━━━ Data shown
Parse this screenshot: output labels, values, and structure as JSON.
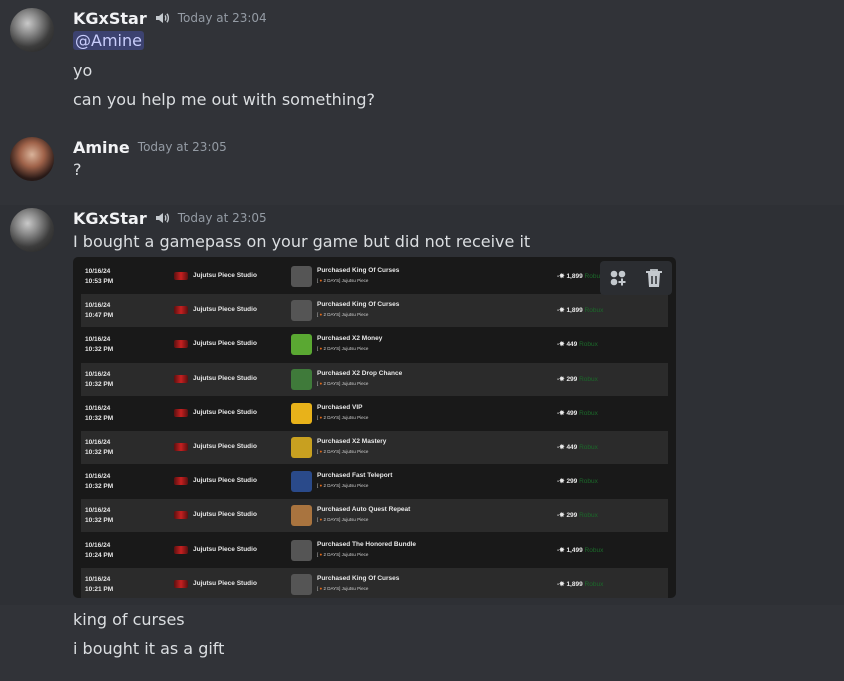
{
  "messages": [
    {
      "author": "KGxStar",
      "timestamp": "Today at 23:04",
      "mention": "@Amine",
      "lines": [
        "yo",
        "can you help me out with something?"
      ]
    },
    {
      "author": "Amine",
      "timestamp": "Today at 23:05",
      "lines": [
        "?"
      ]
    },
    {
      "author": "KGxStar",
      "timestamp": "Today at 23:05",
      "lines_before": [
        "I bought a gamepass on your game but did not receive it"
      ],
      "lines_after": [
        "king of curses",
        "i bought it as a gift"
      ]
    }
  ],
  "transactions": [
    {
      "date": "10/16/24",
      "time": "10:53 PM",
      "studio": "Jujutsu Piece Studio",
      "item": "Purchased King Of Curses",
      "sub_tag": "[ ",
      "sub": "2 DAYS] Jujutsu Piece",
      "price": "1,899",
      "thumb": "gray"
    },
    {
      "date": "10/16/24",
      "time": "10:47 PM",
      "studio": "Jujutsu Piece Studio",
      "item": "Purchased King Of Curses",
      "sub_tag": "[ ",
      "sub": "2 DAYS] Jujutsu Piece",
      "price": "1,899",
      "thumb": "gray"
    },
    {
      "date": "10/16/24",
      "time": "10:32 PM",
      "studio": "Jujutsu Piece Studio",
      "item": "Purchased X2 Money",
      "sub_tag": "[ ",
      "sub": "2 DAYS] Jujutsu Piece",
      "price": "449",
      "thumb": "money"
    },
    {
      "date": "10/16/24",
      "time": "10:32 PM",
      "studio": "Jujutsu Piece Studio",
      "item": "Purchased X2 Drop Chance",
      "sub_tag": "[ ",
      "sub": "2 DAYS] Jujutsu Piece",
      "price": "299",
      "thumb": "drop"
    },
    {
      "date": "10/16/24",
      "time": "10:32 PM",
      "studio": "Jujutsu Piece Studio",
      "item": "Purchased VIP",
      "sub_tag": "[ ",
      "sub": "2 DAYS] Jujutsu Piece",
      "price": "499",
      "thumb": "vip"
    },
    {
      "date": "10/16/24",
      "time": "10:32 PM",
      "studio": "Jujutsu Piece Studio",
      "item": "Purchased X2 Mastery",
      "sub_tag": "[ ",
      "sub": "2 DAYS] Jujutsu Piece",
      "price": "449",
      "thumb": "mastery"
    },
    {
      "date": "10/16/24",
      "time": "10:32 PM",
      "studio": "Jujutsu Piece Studio",
      "item": "Purchased Fast Teleport",
      "sub_tag": "[ ",
      "sub": "2 DAYS] Jujutsu Piece",
      "price": "299",
      "thumb": "teleport"
    },
    {
      "date": "10/16/24",
      "time": "10:32 PM",
      "studio": "Jujutsu Piece Studio",
      "item": "Purchased Auto Quest Repeat",
      "sub_tag": "[ ",
      "sub": "2 DAYS] Jujutsu Piece",
      "price": "299",
      "thumb": "quest"
    },
    {
      "date": "10/16/24",
      "time": "10:24 PM",
      "studio": "Jujutsu Piece Studio",
      "item": "Purchased The Honored Bundle",
      "sub_tag": "[ ",
      "sub": "2 DAYS] Jujutsu Piece",
      "price": "1,499",
      "thumb": "gray"
    },
    {
      "date": "10/16/24",
      "time": "10:21 PM",
      "studio": "Jujutsu Piece Studio",
      "item": "Purchased King Of Curses",
      "sub_tag": "[ ",
      "sub": "2 DAYS] Jujutsu Piece",
      "price": "1,899",
      "thumb": "gray"
    }
  ],
  "price_suffix": "Robux",
  "thumb_colors": {
    "gray": "#555555",
    "money": "#5aa832",
    "drop": "#3f7a3a",
    "vip": "#e8b21a",
    "mastery": "#c8a020",
    "teleport": "#2a4a8a",
    "quest": "#a9743f"
  },
  "icons": {
    "speaker": "speaker-icon",
    "add_reaction": "add-reaction-icon",
    "delete": "trash-icon",
    "studio": "studio-logo-icon",
    "robux": "robux-icon"
  }
}
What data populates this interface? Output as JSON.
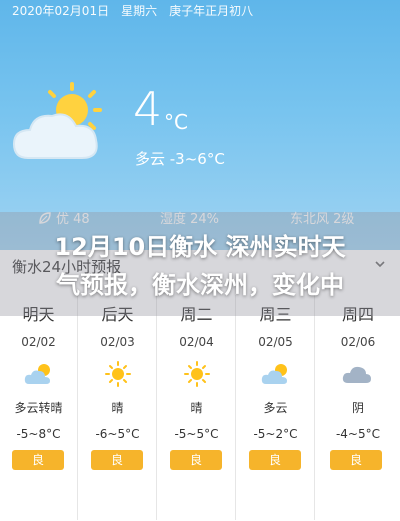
{
  "hero": {
    "date": "2020年02月01日　星期六　庚子年正月初八",
    "temperature": "4",
    "unit": "°C",
    "condition": "多云 -3~6°C",
    "aqi": "优 48",
    "humidity": "湿度 24%",
    "wind": "东北风 2级",
    "colors": {
      "top": "#5fb6ea",
      "bottom": "#9fd3f2"
    }
  },
  "forecast": {
    "header": "衡水24小时预报",
    "days": [
      {
        "name": "明天",
        "date": "02/02",
        "icon": "partly-cloudy-icon",
        "condition": "多云转晴",
        "range": "-5~8°C",
        "aqi": "良"
      },
      {
        "name": "后天",
        "date": "02/03",
        "icon": "sun-icon",
        "condition": "晴",
        "range": "-6~5°C",
        "aqi": "良"
      },
      {
        "name": "周二",
        "date": "02/04",
        "icon": "sun-icon",
        "condition": "晴",
        "range": "-5~5°C",
        "aqi": "良"
      },
      {
        "name": "周三",
        "date": "02/05",
        "icon": "partly-cloudy-icon",
        "condition": "多云",
        "range": "-5~2°C",
        "aqi": "良"
      },
      {
        "name": "周四",
        "date": "02/06",
        "icon": "cloud-icon",
        "condition": "阴",
        "range": "-4~5°C",
        "aqi": "良"
      }
    ],
    "aqi_color": "#f6b42b"
  },
  "headline": {
    "line1": "12月10日衡水 深州实时天",
    "line2": "气预报，衡水深州，变化中"
  }
}
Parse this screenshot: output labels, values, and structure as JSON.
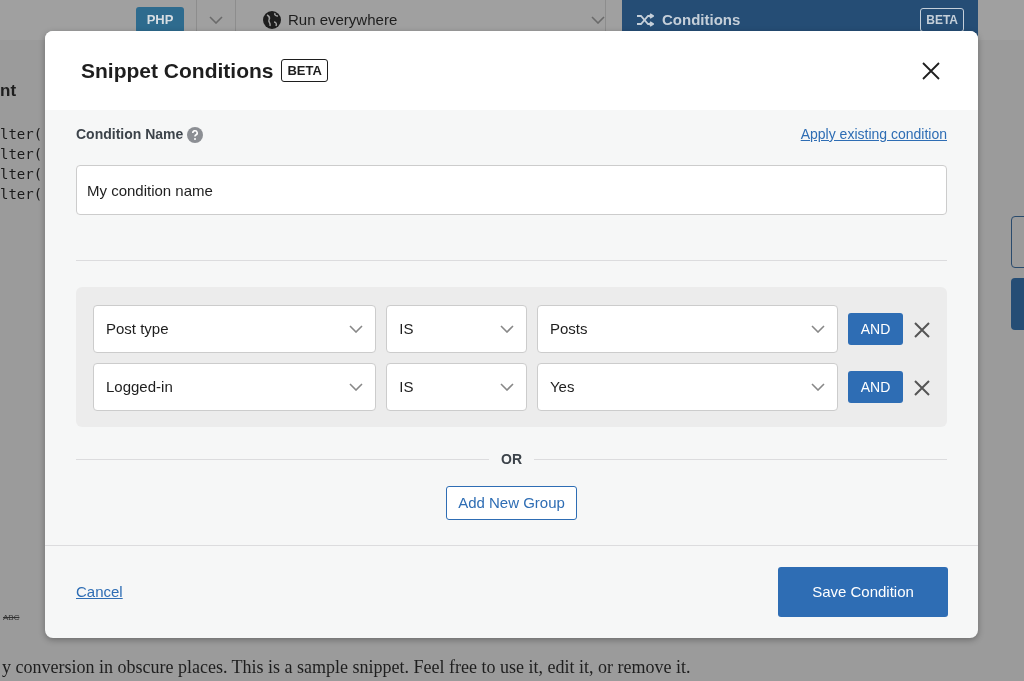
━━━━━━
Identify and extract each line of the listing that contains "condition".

--- Completed exercise ---
    "condition": "多云 -3~6°C",
        "condition": "多云转晴",
        "condition": "晴",
        "condition": "晴",
        "condition": "多云",
        "condition": "阴",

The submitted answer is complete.